monarch-zinnia-pollen

The counts are in, and monarch butterflies are doing a bit better this year, though there is still much to be done. Gardeners can help in many ways—primarily by planting native species of milkweed.

In recent years, butterfly aficionados and nature lovers have watched in horror as the population of monarch butterflies has crashed. The fight to save them is turning out to be more complicated—and more contentious—than many expected.

There is some good news, though: The population of monarchs that spent the winter in their usual forested haunts in Mexico increased a bit in 2015 from the record low populations in 2014, according to National Public Radio.

During the winter season, the total Mexican forest area occupied by monarch colonies was 1.13 hectares, up from the record low of 0.67 hectares last year. NPR reports that it’s unclear why there was a modest improvement in monarch populations this year, but better weather conditions in Mexico than last year probably played a role. Still, the number of monarch butterflies is frankly pathetic.  NPR says nearly a billion monarch butterflies fluttered about a quarter century ago. Now, that number is closer to 30 million — that’s a a 97 percent drop!

Clearly, the monarch population is still in big trouble.

Scientists point to a number of possible causes. Monarch habitat is disappearing, carved up by new housing developments, strip malls, parking lots and roads.

Herbicides, especially glyphosate-based formulas like Monsanto’s Roundup, are even bigger suspects.
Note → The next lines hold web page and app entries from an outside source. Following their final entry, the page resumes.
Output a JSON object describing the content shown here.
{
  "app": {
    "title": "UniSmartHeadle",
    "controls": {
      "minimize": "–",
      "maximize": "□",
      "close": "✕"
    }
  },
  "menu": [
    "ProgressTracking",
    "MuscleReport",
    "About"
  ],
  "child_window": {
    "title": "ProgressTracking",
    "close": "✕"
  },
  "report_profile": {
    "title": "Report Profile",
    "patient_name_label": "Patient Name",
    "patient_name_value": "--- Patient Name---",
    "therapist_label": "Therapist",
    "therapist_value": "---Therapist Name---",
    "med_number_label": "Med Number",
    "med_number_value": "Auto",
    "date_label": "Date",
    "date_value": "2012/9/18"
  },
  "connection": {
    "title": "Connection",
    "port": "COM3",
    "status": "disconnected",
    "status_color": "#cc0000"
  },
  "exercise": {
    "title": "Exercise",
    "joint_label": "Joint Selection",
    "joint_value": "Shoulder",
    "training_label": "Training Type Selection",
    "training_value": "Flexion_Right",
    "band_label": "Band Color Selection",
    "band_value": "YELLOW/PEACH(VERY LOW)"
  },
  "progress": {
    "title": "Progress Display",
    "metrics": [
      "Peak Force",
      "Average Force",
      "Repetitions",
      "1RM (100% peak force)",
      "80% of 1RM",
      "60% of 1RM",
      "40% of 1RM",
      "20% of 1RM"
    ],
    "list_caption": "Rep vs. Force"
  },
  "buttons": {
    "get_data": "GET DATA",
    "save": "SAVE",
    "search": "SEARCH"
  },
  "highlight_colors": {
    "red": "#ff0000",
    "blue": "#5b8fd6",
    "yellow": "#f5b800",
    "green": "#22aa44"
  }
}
Farmers and homeowners have been spraying more and more of the stuff on their fields and lawns, killing weeds and protecting crops, but also decimating milkweed, a once-common “weed” upon which monarchs depend to survive.

Plant milkweed, but make it local

Gardeners, experts and nature lovers have concluded that by planting more milkweed—the sole food source for the monarch caterpillar—we might be able to help our orange and black friends.

As with many things in nature, it’s not that simple.

It’s true that many gardeners who’ve planted milkweed are helping, but it’s especially important to plant the right milkweed species. According to a Science magazine report, well-meaning gardeners have been planting tropical milkweed, Asclepias curassavica. The problem is that, when planted in southern locations such as south Texas or the Gulf Coast, tropical milkweed doesn’t die back in the winter like other milkweed species. This can confuse monarchs into foregoing the rest of their migration. In addition, tropical milkweed plants can sometimes host a parasite that harms monarchs, infecting successive generations of butterflies.

Avoid planting tropical milkweed and instead look for these species: Asclepias syriaca, Asclepias incarnata, Asclepias speciosa, Asclepias sullivantii. If your garden center doesn’t carry these, ask them to stock these native varieties—or order by mail.

Lawsuit targets glyphosate

In February, the environmental group Natural Resources Defense Council filed suit against the federal Environmental Protection Agency, saying the department failed to heed warnings about the risks glyphosate poses to monarchs, Reuters reports. The lawsuit is still pending.

Under fire with accusations that its product plays a role in monarch declines, Monsanto declared in March that it is donating $4 million to help save the monarch habitat. Recipients include national and regional organizations and universities that are studying and combating the butterfly population crisis.

More resources

  • Monarch Watch: a non-profit clearinghouse of information and resources dedicated to helping save the monarchs. Monarch Watch also has an online store where you can buy butterfly nectar and monarch waystation seed kits for your garden.
  • Saving the Monarch Butterfly: In this article, you can learn more about what gardeners can do to help.
  • Create a Monarch Waystation: Monarchs are in trouble at least in part because of the elimination of milkweed that used to grow in farm fields. Grow a patch of milkweed in your backyard to provide food for monarch caterpillars.
  • Planters and Raised Beds for Butterflies: To attract butterflies and other pollinators, simply plant flowers they love—lots of them. The designs here feature blooms that are rich in color and nectar, ensuring that you will welcome dozens of beneficial insects—especially butterflies.
Matt Sutkoski
matt-sutkowski

Matt is a Gardener’s Supply employee, avid gardener, journalist and weather geek who lives amid an acre of perennial beds and vegetable plots in St. Albans, VT.